As we have gone through a moment of discussing drastically different beliefs in my classes, I want to take a moment to consider how history shapes the world’s perspective in ways that are less than savory. As human beings, we are not always conscious of pros and cons of our habits, nor how we express them. It seems like the more life experience you accumulate, the more you are less conscientious and aware of the need to put yourself on the spot and reflect over what was really your intention when you said, did, or thought through a specific thing. We become more comfortable in ways of doing things, and that isn’t always bad, to be honest. If you choose to center your life around things that give you life, like a true representation of Christ Jesus, those habits might truly work out for the glory of God. But all too often, we as humans promote all sorts of things to the position of God and begin to focus on them in a way that inevitably leads to bad health. We look to all sorts of things to protect us, determine our futures, inform us of the future, and generally reinforce this false sense of security that death can easily snatch away.

When we look back on the mistakes of the present day or throughout history, how quickly we forget that these men and women were once as we were, and how little mercy we have on the fruits of their present-day “mistakes”. The fact of the matter is that all to often, we have no idea whether what we are currently doing is right. Without the love of God, we would all run after our own way, which you can see in biblical stories like the story of Tamar, or of the stories in Judges, or basically anything were humans are given the free pass to let their god awful idols run wild (think the Lord of the flies). Grace is necessary to have security in life if not for loving God, than for having some sort of peace over all the things we ruin. If I am truly forgiven, then I can focus on who God is and try to be like him instead of perpetually crucifying myself over all that I was wrong about, could never accomplish, or never fully appreciated. It’s not just that individuals don’t know any better, its that humanity as a whole doesn’t know any better, and we aren’t exactly very good at trusting God either.

It’s not so much about whether we are right, but what we cling to. If God is your righteousness, then you still don’t get a free pass, but you have some sort of process to work through at the point where failure would just shut down progress. Oh, you’ve sinned? Well, game over I guess. Salvation makes it so there is always a way out, regardless of whether that makes us irreverent. God loves us steadily through the very worst mistakes, and his love is indivisible; it’s entirely whole. It’s lucky that who God is is the only thing we as humans can absolutely bank on, because in his consistency, we can find healing. When nothing else makes sense, God does, because he doesn’t change. He may not be easy to face or seem particularly kind in that moment, but you can know for certain he was and is and is to come.

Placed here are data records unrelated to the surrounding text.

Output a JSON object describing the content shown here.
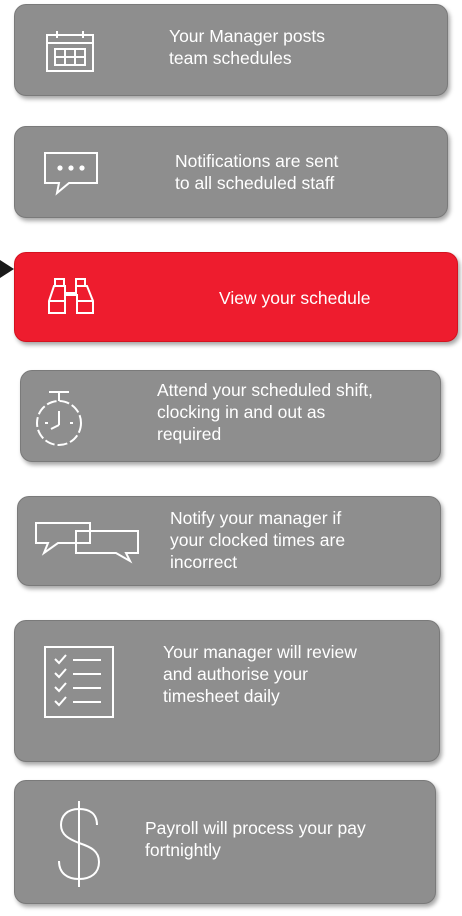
{
  "steps": [
    {
      "label": "Your Manager posts\nteam schedules",
      "icon": "calendar-icon"
    },
    {
      "label": "Notifications are sent\nto all scheduled staff",
      "icon": "chat-bubble-icon"
    },
    {
      "label": "View your schedule",
      "icon": "binoculars-icon",
      "highlighted": true
    },
    {
      "label": "Attend your scheduled shift,\nclocking in and out as\nrequired",
      "icon": "stopwatch-icon"
    },
    {
      "label": "Notify your manager if\nyour clocked times are\nincorrect",
      "icon": "conversation-icon"
    },
    {
      "label": "Your manager will review\nand authorise your\ntimesheet daily",
      "icon": "checklist-icon"
    },
    {
      "label": "Payroll will process your pay\nfortnightly",
      "icon": "dollar-icon"
    }
  ],
  "colors": {
    "box": "#8e8e8e",
    "highlight": "#ee1c2e",
    "text": "#ffffff",
    "pointer": "#1a1a1a"
  }
}
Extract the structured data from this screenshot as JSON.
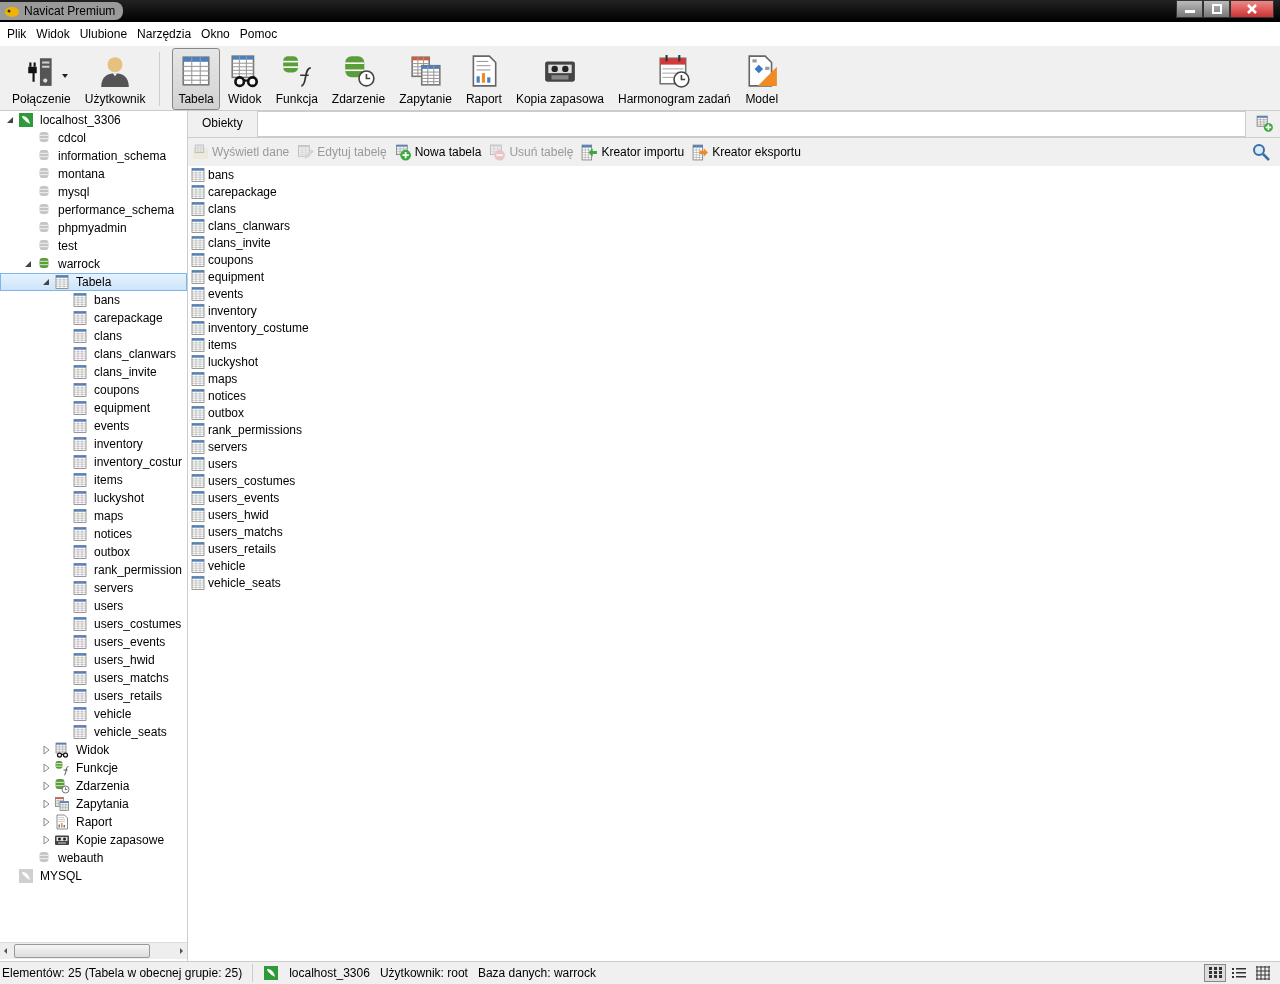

It’s funny how the older you get, the more the “grown ups” start looking like children. So be it. I don’t have fancy philosophical labels for it, but I believe at a baseline level that humans need redemption and they need a Redeemer who is greater than humanity on it’s own. I believe in God because I have hope of that through Jesus, and I’ve seen the Holy Spirit move enough to know a God who isn’t dead. I know that he cares for us because he’s infinite, and if we’re this broken, then it would stand to reason that he’s not. If all good things come from God, then he probably has the justice we’re seeking.